In particular, how do we reconcile this with the EPA’s estimates of the social cost of carbon that are in the range of $40/ton? In their paper on the lifecycle carbon impacts of EVs and conventional cars, Archsmith, Kendell, and Rapson, using $38/ton as a cost of carbon, estimate the lifetime damages of the gasoline powered, but pretty efficient, Nissan Versa to be $3200. In other words, replacing a fuel efficient passenger car with a vehicle with NO lifecycle emissions would produce benefits of $3200. That puts $10,000 in EV tax credits in perspective,
reads research published by University of California Berkeley.
Electric cars like Nissan LEAF, Tesla Model S, Chevy Volt or Toyota Prius Plug In are not cheap. In fact, they are not cheaper than internal combustion engine (ICE) cars. However, developing them is like more of a social decision to give market support to find cars and means of transportation that use more sustainable sources of energy.
Thus, what will happen if people show demand for electric cars? Here are three things, and these things may not happen if we don't show interest, demand or support for electric cars.
We will See:
- Electric Car makers who stay in business.
- Serious Battery Research and Advancement
- Meaningful proliferation in charging stations
My hope is that once we get a certain level at the development of electric cars, we will get better at it, more efficient, more environmentally friendly and with cheaper prices.

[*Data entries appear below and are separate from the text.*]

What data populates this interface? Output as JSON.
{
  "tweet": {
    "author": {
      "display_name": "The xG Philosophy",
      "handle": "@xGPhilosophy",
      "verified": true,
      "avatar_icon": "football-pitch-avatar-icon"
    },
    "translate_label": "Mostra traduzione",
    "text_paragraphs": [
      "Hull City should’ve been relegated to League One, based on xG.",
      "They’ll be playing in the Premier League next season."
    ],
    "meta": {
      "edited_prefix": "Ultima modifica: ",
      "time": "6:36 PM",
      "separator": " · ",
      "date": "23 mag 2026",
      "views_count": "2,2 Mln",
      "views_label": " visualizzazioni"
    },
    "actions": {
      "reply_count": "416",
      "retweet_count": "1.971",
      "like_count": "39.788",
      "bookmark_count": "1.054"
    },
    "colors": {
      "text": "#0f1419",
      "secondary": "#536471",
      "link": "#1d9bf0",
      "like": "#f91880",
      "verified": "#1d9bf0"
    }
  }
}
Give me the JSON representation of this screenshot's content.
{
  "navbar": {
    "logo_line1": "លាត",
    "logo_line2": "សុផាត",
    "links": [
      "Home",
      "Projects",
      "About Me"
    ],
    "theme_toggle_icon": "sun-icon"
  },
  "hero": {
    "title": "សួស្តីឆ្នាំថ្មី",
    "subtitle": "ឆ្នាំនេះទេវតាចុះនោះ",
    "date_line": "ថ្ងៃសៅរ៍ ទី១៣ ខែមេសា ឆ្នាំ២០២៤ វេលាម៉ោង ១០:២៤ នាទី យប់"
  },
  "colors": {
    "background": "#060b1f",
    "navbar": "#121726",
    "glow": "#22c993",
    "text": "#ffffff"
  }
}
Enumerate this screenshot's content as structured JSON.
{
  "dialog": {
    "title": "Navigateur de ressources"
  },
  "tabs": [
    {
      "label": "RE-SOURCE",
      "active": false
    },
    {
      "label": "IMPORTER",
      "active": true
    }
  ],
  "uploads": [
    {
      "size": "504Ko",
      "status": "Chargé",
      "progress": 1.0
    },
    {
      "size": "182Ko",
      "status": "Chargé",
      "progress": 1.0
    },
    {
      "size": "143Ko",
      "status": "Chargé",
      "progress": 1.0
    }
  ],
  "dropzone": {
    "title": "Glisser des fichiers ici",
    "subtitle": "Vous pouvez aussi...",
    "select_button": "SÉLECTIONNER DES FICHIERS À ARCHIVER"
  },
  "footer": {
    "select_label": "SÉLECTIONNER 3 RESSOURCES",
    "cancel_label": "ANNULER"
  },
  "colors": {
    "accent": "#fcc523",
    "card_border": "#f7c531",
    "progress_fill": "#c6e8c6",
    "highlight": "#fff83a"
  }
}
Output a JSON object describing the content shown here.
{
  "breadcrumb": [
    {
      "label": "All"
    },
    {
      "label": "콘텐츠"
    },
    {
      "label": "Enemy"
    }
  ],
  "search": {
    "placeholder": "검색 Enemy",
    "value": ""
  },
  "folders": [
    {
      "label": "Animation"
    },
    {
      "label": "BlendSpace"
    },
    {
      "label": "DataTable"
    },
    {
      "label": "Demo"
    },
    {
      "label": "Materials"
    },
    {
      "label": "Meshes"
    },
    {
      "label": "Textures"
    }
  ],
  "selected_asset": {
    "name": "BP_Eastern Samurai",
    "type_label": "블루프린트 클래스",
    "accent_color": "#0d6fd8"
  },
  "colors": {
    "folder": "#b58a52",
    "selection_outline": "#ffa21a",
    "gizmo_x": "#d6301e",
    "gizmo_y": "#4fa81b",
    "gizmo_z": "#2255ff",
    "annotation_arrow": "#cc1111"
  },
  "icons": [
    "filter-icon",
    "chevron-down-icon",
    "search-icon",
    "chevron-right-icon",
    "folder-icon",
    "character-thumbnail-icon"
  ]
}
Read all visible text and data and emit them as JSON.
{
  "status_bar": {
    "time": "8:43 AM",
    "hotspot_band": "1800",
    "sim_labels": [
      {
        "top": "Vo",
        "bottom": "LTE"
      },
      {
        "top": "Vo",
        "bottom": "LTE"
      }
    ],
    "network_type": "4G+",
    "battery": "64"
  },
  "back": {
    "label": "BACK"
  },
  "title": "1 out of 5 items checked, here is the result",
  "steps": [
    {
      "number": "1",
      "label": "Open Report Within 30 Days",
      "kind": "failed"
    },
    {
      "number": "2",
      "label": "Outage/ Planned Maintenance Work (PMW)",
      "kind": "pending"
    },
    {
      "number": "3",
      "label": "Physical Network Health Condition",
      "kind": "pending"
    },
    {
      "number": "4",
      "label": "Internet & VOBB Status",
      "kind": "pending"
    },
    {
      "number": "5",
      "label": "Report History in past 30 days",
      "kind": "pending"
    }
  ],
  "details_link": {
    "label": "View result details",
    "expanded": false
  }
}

This will make electric cars more affordable. Or, could it be that the future of consumer cars is marriage between Electric and ICE vehicles?